Mary Cliff has been living the life that many can only dream about: She is paid to do the thing that she loves to do: radio hosting.
A Falls Church resident for the past 38 years, Cliff’s soft, distinctive voice is a familiar one to anyone who’s listened to WETA or WAMU over the last 43 years.
In 1972 she began working as a classical music host for WETA, ending up at WAMU where she had taken her long running folk music show that was purged in January for bluegrass and economic reasons.
Three colleagues went with her, booted out the door, into the cold. The January cold.
“I hope to go back on the air,” she said in an interview at the Falls Church News-Press last week, “but I don’t have to work.”
Her niche is folk music which she says embraces all “culturally related musics” including blues, classical, contemporary, which find their roots in folk, “if you go back far enough.”
She doesn’t care too much for contemporary music: “It has no staying power and no relationship to real life, as far as I’m concerned. [It’s] all artificial. Electric music doesn’t talk to me.”
This “radio junkie” “fell into radio” in 1966 when she did office work for a station, and two years later, went on the air as a “progressive rock” host (when the genre was called “underground music”).
Over the years Cliff has worked for every major D.C. venue and production you can name as (pick one or more) a radio host, programmer, engineer, typist, manager, reporter, librarian, operations director, writer, editor, line producer, union shop steward, custodian (setting up chairs), whatever’s needed to be done to promote her “baby,” folk music, including coordinating hospitality for the staff and volunteers of the Smithsonian Folklife Festival for 30 years.
“I schlep and do whatever is needed to be done,” she said.

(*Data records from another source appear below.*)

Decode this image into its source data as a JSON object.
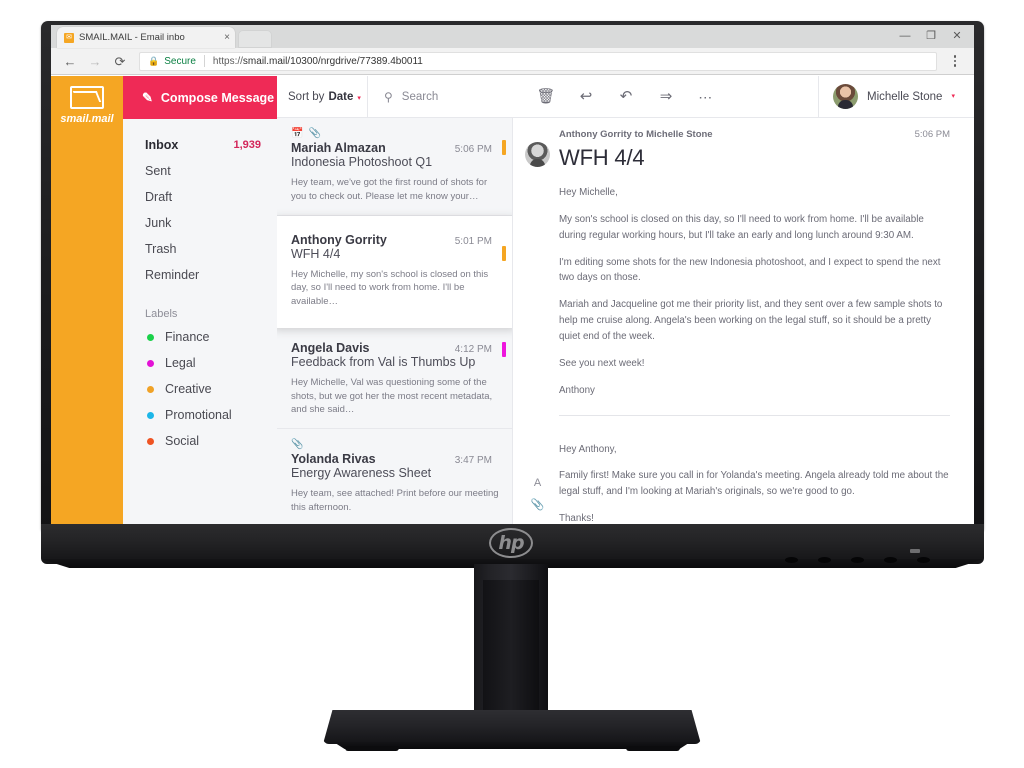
{
  "browser": {
    "tab": {
      "favicon": "mail-favicon",
      "title": "SMAIL.MAIL - Email inbo",
      "close": "×"
    },
    "nav": {
      "back": "←",
      "forward": "→",
      "reload": "⟳"
    },
    "omnibox": {
      "lock": "🔒",
      "secure_label": "Secure",
      "url_scheme": "https://",
      "url_rest": "smail.mail/10300/nrgdrive/77389.4b0011"
    },
    "window_controls": {
      "minimize": "—",
      "restore": "❐",
      "close": "✕"
    },
    "menu": "kebab-menu"
  },
  "app": {
    "brand": {
      "icon": "envelope-icon",
      "name": "smail.mail"
    },
    "compose": {
      "icon": "compose-pencil-icon",
      "label": "Compose Message"
    },
    "folders": [
      {
        "label": "Inbox",
        "count": "1,939",
        "active": true
      },
      {
        "label": "Sent",
        "count": "",
        "active": false
      },
      {
        "label": "Draft",
        "count": "",
        "active": false
      },
      {
        "label": "Junk",
        "count": "",
        "active": false
      },
      {
        "label": "Trash",
        "count": "",
        "active": false
      },
      {
        "label": "Reminder",
        "count": "",
        "active": false
      }
    ],
    "labels_title": "Labels",
    "labels": [
      {
        "label": "Finance",
        "color": "#1ad14a"
      },
      {
        "label": "Legal",
        "color": "#e312d6"
      },
      {
        "label": "Creative",
        "color": "#f0a227"
      },
      {
        "label": "Promotional",
        "color": "#1cb6e8"
      },
      {
        "label": "Social",
        "color": "#ef5423"
      }
    ],
    "sort": {
      "label": "Sort by",
      "value": "Date",
      "caret": "▾"
    },
    "search": {
      "icon": "search-icon",
      "label": "Search"
    },
    "toolbar": {
      "delete": "trash-icon",
      "reply": "reply-icon",
      "reply_all": "reply-all-icon",
      "forward": "forward-icon",
      "more": "more-dots-icon"
    },
    "user": {
      "name": "Michelle Stone",
      "caret": "▾",
      "avatar": "michelle-stone-avatar"
    },
    "messages": [
      {
        "sender": "Mariah Almazan",
        "subject": "Indonesia Photoshoot Q1",
        "time": "5:06 PM",
        "preview": "Hey team, we've got the first round of shots for you to check out. Please let me know your…",
        "strip_color": "#f5a623",
        "icons": [
          "calendar-icon",
          "paperclip-icon"
        ],
        "selected": false
      },
      {
        "sender": "Anthony Gorrity",
        "subject": "WFH 4/4",
        "time": "5:01 PM",
        "preview": "Hey Michelle, my son's school is closed on this day, so I'll need to work from home. I'll be available…",
        "strip_color": "#f5a623",
        "icons": [],
        "selected": true
      },
      {
        "sender": "Angela Davis",
        "subject": "Feedback from Val is Thumbs Up",
        "time": "4:12 PM",
        "preview": "Hey Michelle, Val was questioning some of the shots, but we got her the most recent metadata, and she said…",
        "strip_color": "#ee16dd",
        "icons": [],
        "selected": false
      },
      {
        "sender": "Yolanda Rivas",
        "subject": "Energy Awareness Sheet",
        "time": "3:47 PM",
        "preview": "Hey team, see attached! Print before our meeting this afternoon.",
        "strip_color": "",
        "icons": [
          "paperclip-icon"
        ],
        "selected": false
      }
    ],
    "reading": {
      "from": "Anthony Gorrity to Michelle Stone",
      "time": "5:06 PM",
      "subject": "WFH 4/4",
      "paragraphs": [
        "Hey Michelle,",
        "My son's school is closed on this day, so I'll need to work from home. I'll be available during regular working hours, but I'll take an early and long lunch around 9:30 AM.",
        "I'm editing some shots for the new Indonesia photoshoot, and I expect to spend the next two days on those.",
        "Mariah and Jacqueline got me their priority list, and they sent over a few sample shots to help me cruise along. Angela's been working on the legal stuff, so it should be a pretty quiet end of the week.",
        "See you next week!",
        "Anthony"
      ],
      "reply": {
        "icons": [
          "font-format-icon",
          "attach-paperclip-icon"
        ],
        "paragraphs": [
          "Hey Anthony,",
          "Family first! Make sure you call in for Yolanda's meeting. Angela already told me about the legal stuff, and I'm looking at Mariah's originals, so we're good to go.",
          "Thanks!"
        ]
      }
    }
  },
  "hardware": {
    "brand_logo": "hp"
  }
}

“I’ve joked for years I’m an octopus,” she laughed, with her hands in just about everything “folk music.”
Her community Saturday night folk music program, “Traditions,” focused on local artists and performances, and is the name of her website which she updates several times weekly, a convenient place to find out what’s happening folkwise around the region.
She has saved reel-to-reel tapes of interviews she’s conducted with Pete Seeger, Mike Seeger, Arlo Guthrie, Tom Paxton, the Nitty Gritty Dirt Band, Mary Chapin Carpenter, and Garrison Keillor, to name a few.
When the Beatles came to town in 1964, she got to meet them and shake hands.
She can remember as a child sitting (or lying) for hours in front of her family’s big brown 1930s radio in “pre-TV” days, listening to music, including country music from Mexico. (Mexico? Yes, Mexico and Ray Davis.)
She was born north of the Bronx in New York near Mt. Vernon, and moved to the area with her family as a youngster when her dad went to work for the Pentagon.
Cliff graduated from Immaculate Conception Academy (which no longer exists) and went to Catholic University where she majored in English.
Now she’s at a crossroads with important decisions to make: Does she travel? (Yes. She’s getting ready to hit the road this week) And/or remodel her kitchen? Look for work?
Mostly, what she wants to do is promote folk music and pick up the music where she left off.
“The music is the star, not me,” Cliff said. “I just manage it.”
“The community deserves a program, and right now, the folk community doesn’t have one,” she said.
Moving outside the D.C. market is definitely not a consideration since this is “home,” and her two children and grandchildren live here, too.
Besides, two other huge loves of her life are nearby: the Washington Nationals and Baltimore Orioles. Cliff has partial season tickets for both teams.
What does she do when they play each other? Easy: She wears a shirt for one team and a hat for the other.
Now she sees “limited opportunities” for herself: “I don’t know what I’m going to be when I grow up,” but for sure, folk music and radio will always play key roles in her life, and maybe, just maybe, during her seventh decade stretch, she can combine those passions with a baseball position, since street talk says the Nationals are at their own music management crossroads.